An adaptive, biomarker-directed platform study of durvalumab in combination with targeted therapies in advanced urothelial cancer

Powles, T. et al. (2021) An adaptive, biomarker-directed platform study of durvalumab in combination with targeted therapies in advanced urothelial cancer. Nature Medicine, 27(5), pp. 793-801. (doi: 10.1038/s41591-021-01317-6) (PMID:33941921)

[img] Text
237727.pdf - Accepted Version
Restricted to Repository staff only until 3 November 2021.

377kB
[img] Text
237727Suppl.pdf - Supplemental Material
Restricted to Repository staff only until 3 November 2021.

970kB

Abstract

Durvalumab is a programmed death-ligand 1 (PD-L1) inhibitor with clinical activity in advanced urothelial cancer (AUC)1. AUC is characterized by several recurrent targetable genomic alterations2,3,4,5. This study (NCT02546661, BISCAY) combined durvalumab with relevant targeted therapies in biomarker-selected chemotherapy-refractory AUC populations including: (1) fibroblast growth factor receptor (FGFR) inhibitors in tumors with FGFR DNA alterations (FGFRm); (2) pharmacological inhibitor of the enzyme poly-ADP ribose polymerase (PARP) in tumors with and without DNA homologous recombination repair deficiency (HRRm); and (3) TORC1/2 inhibitors in tumors with DNA alteration to the mTOR/PI3K pathway3,4,5.This trial adopted a new, biomarker-driven, multiarm adaptive design. Safety, efficacy and relevant biomarkers were evaluated. Overall, 391 patients were screened of whom 135 were allocated to one of six study arms. Response rates (RRs) ranged 9–36% across the study arms, which did not meet efficacy criteria for further development. Overall survival (OS) and progression-free survival (PFS) were similar in the combination arms and durvalumab monotherapy arm. Biomarker analysis showed a correlation between circulating plasma-based DNA (ctDNA) and tissue for FGFRm. Sequential circulating tumor DNA analysis showed that changes to FGFRm correlated with clinical outcome. Our data support the clinical activity of FGFR inhibition and durvalumab monotherapy but do not show increased activity for any of the combinations. These findings question the targeted/immune therapy approach in AUC.

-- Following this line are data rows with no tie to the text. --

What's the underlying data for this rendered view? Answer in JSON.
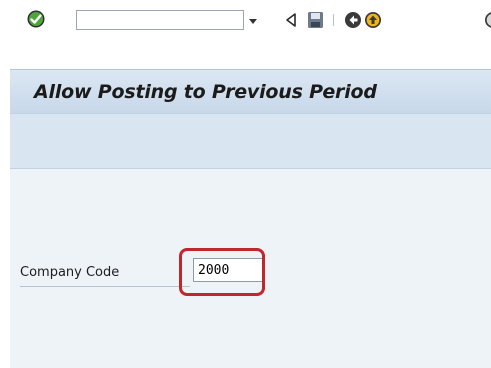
{
  "toolbar": {
    "enter_icon": "green-check-icon",
    "command_field_value": "",
    "dropdown_icon": "chevron-down-icon",
    "back_icon": "triangle-left-icon",
    "save_icon": "floppy-disk-icon",
    "navigate_back_icon": "back-arrow-icon",
    "exit_icon": "exit-icon",
    "cancel_icon": "cancel-icon"
  },
  "title": "Allow Posting to Previous Period",
  "form": {
    "company_code_label": "Company Code",
    "company_code_value": "2000"
  },
  "colors": {
    "title_band": "#c8d8ea",
    "content_bg": "#eef3f8",
    "highlight": "#c0272d",
    "enter_icon_green": "#2e8b2e"
  }
}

Item Type:Articles
Status:Published
Refereed:Yes
Glasgow Author(s) Enlighten ID:Jones, Professor Robert
Authors: Powles, T., Carroll, D., Chowdhury, S., Gravis, G., Joly, F., Carles, J., Fléchon, A., Maroto, P., Petrylak, D., Rolland, F., Cook, N., Balar, A. V., Sridhar, S. S., Galsky, M. D., Grivas, P., Ravaud, A., Jones, R., Cosaert, J., Hodgson, D., Kozarewa, I., Mather, R., McEwen, R., Mercier, F., and Landers, D.
College/School:College of Medical Veterinary and Life Sciences > Institute of Cancer Sciences
Journal Name:Nature Medicine
Publisher:Nature Research
ISSN:1078-8956
ISSN (Online):1546-170X
Published Online:03 May 2021
Copyright Holders:Copyright © 2021 The Authors
First Published:First published in Nature Medicine 27(5): 793-801
Publisher Policy:Reproduced in accordance with the publisher copyright policy

University Staff: Request a correction | Enlighten Editors: Update this record